Keego City Council member Ashley Attisha wanted to clarify something at the meeting.

“It’s not an additional 7 mills to what we’re paying,” Attisha said. “We’re actually repealing the 3.6189 mills that the taxpayers are currently paying, and replacing that with 7 mills, so really it’s only an addition of about 4 mills, or less than 4 mills.”

From the perspective of Keego City Council member Michael Karson it is “really, really important” that the city continues to fund the Keego Police Department.

“It’s not acceptable to source it out to the sheriff’s department or West Bloomfield or anybody else,” Karson said at the City Council meeting. “It’s our department and we have to keep it.”

Even if a dedicated police millage does fail for a second consecutive time, it doesn’t necessarily mean that Keego will definitely choose to outsource for police services.

“I don’t want that coming across, but if it fails, we’re gonna have to look and explore what our options are, in terms of how we’re going to function with our own police department,” Kalman said.

He acknowledged that current economic conditions are making things tough for a lot of people.

“Expenses are up for everybody, but let’s just see what happens in May,” Kalman said. “All the city finances are open book.”

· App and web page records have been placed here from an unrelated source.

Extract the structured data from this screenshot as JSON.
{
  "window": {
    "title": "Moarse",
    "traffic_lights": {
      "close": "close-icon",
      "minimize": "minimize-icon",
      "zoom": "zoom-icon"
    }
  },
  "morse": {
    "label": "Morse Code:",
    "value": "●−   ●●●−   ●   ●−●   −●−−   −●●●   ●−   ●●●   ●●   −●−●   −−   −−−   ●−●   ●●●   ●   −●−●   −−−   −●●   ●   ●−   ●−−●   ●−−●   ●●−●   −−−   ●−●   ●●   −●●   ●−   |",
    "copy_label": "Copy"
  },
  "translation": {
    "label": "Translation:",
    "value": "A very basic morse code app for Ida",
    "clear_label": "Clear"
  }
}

Keego Harbor Police Chief John Fitzgerald declined to comment on the ballot proposal.